- [PROBLEM TO WORK ON]: Copy each line of the records below that mentions the word "accent".

- [GIVEN INFORMATION]:
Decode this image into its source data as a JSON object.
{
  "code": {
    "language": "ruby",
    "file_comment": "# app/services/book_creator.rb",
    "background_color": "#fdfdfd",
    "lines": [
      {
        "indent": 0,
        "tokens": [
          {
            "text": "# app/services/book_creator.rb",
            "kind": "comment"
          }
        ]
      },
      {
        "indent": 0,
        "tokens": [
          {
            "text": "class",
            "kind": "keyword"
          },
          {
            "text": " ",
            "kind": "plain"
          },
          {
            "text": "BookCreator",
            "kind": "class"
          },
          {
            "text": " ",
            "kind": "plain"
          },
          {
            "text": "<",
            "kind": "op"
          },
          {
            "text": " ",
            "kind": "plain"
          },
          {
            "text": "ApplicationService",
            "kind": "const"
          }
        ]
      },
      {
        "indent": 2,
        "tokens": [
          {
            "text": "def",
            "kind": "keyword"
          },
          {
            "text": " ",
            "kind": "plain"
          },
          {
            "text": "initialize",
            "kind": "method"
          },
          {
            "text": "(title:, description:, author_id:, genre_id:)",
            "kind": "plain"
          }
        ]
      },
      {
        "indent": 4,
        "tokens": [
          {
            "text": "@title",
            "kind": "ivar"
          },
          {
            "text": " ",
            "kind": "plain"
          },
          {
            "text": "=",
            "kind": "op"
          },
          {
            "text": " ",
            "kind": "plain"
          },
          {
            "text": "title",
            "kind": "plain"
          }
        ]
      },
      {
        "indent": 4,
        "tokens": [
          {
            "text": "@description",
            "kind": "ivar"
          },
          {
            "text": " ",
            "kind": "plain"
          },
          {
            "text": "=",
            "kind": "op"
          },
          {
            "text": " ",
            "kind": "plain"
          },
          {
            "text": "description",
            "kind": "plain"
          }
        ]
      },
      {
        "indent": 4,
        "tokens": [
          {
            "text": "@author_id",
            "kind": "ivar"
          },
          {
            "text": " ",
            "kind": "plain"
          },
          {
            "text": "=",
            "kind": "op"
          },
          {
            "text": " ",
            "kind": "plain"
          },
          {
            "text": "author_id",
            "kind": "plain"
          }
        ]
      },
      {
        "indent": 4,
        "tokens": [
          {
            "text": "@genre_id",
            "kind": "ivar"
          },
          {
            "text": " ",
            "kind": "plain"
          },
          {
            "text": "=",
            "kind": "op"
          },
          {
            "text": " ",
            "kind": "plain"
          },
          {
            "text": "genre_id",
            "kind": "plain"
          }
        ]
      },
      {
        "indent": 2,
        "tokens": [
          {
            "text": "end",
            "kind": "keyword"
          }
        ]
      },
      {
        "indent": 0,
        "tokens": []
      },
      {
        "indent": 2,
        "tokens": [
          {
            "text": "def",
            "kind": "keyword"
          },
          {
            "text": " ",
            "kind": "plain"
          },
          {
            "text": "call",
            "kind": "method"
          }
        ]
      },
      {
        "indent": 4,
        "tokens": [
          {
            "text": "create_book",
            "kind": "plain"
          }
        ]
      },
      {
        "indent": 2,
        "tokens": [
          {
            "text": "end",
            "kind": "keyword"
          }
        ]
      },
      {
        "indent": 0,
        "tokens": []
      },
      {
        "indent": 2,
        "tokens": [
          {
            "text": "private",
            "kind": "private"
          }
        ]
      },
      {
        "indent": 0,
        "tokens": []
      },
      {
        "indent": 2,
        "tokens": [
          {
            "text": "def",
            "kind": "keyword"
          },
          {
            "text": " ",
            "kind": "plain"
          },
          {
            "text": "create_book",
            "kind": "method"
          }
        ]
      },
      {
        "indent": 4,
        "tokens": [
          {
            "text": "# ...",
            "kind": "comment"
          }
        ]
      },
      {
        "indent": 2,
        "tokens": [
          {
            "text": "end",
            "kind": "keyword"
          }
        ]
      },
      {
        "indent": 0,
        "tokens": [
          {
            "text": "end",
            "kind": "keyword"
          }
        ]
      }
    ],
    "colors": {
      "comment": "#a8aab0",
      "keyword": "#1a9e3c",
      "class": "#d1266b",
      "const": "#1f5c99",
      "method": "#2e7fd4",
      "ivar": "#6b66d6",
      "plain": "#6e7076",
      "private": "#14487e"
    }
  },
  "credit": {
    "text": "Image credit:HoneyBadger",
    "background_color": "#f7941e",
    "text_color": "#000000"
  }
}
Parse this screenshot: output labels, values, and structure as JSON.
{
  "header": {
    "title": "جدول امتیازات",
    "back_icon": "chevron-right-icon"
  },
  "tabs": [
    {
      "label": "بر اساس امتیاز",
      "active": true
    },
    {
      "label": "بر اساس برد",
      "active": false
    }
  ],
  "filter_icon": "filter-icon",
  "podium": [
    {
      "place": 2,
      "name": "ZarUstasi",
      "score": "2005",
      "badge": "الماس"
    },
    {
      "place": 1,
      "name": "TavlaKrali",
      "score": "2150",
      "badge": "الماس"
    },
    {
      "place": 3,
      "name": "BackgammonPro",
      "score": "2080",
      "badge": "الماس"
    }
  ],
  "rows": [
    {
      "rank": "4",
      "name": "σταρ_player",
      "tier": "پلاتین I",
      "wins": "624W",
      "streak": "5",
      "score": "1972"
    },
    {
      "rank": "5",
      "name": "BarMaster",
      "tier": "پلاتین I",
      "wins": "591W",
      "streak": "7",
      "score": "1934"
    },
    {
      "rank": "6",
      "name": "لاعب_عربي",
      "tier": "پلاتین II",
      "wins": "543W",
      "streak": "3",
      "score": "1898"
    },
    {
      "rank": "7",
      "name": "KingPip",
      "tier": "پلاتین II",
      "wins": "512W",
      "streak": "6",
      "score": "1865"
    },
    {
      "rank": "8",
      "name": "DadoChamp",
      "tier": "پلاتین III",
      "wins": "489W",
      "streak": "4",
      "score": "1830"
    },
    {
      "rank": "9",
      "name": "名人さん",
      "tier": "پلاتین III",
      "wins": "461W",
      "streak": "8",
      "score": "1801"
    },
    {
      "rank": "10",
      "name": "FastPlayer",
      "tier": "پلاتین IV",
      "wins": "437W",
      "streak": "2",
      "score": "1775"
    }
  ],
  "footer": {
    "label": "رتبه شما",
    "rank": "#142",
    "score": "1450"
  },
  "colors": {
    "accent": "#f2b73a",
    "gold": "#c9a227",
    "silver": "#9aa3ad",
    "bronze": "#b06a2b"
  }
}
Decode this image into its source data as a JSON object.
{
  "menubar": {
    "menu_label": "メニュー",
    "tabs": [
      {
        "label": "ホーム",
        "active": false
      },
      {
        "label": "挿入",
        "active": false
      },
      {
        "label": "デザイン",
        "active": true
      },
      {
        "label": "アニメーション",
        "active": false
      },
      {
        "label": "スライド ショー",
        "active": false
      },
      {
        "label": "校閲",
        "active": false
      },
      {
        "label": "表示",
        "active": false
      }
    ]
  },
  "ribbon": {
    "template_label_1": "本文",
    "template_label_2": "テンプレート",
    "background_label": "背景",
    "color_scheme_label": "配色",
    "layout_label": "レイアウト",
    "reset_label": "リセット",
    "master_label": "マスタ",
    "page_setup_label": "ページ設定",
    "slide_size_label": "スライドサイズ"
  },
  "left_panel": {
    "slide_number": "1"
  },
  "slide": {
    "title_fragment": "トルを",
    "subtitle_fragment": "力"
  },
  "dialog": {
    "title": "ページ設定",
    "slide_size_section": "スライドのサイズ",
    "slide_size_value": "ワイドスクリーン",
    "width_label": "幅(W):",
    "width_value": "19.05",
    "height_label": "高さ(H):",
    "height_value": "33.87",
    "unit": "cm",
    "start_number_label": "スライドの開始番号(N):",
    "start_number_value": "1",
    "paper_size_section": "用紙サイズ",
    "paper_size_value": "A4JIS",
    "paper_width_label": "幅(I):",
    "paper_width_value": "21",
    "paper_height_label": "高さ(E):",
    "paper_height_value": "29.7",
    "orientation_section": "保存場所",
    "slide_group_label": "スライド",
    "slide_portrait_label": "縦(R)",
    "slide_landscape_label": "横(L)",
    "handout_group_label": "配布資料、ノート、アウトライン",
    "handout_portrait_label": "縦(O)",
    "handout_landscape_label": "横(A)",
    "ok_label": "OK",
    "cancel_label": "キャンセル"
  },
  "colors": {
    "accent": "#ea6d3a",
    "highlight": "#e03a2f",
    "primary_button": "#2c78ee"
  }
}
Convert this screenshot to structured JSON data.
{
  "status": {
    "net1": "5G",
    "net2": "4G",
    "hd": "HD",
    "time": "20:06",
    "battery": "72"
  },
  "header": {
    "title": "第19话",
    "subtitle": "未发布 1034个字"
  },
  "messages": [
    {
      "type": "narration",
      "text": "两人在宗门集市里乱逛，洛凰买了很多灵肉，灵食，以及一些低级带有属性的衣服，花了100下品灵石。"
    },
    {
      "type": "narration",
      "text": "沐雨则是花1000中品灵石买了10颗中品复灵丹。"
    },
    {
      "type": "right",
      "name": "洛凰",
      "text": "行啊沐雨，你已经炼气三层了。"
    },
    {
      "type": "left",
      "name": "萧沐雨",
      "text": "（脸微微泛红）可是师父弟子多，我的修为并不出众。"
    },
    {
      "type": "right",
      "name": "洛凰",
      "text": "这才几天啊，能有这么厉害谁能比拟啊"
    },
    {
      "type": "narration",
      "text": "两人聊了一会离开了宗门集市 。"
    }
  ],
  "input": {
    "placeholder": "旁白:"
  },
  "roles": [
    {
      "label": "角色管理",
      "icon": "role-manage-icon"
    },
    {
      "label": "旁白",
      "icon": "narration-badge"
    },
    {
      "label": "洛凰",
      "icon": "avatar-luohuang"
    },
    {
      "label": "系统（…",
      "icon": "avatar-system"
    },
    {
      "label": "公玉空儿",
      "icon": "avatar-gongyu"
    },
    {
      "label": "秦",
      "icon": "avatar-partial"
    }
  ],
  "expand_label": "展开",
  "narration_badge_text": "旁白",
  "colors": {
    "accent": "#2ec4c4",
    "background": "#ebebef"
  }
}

- [RESPONSE TO THE EXERCISE]:
    "accent": "#f2b73a",
    "accent": "#ea6d3a",
    "accent": "#2ec4c4",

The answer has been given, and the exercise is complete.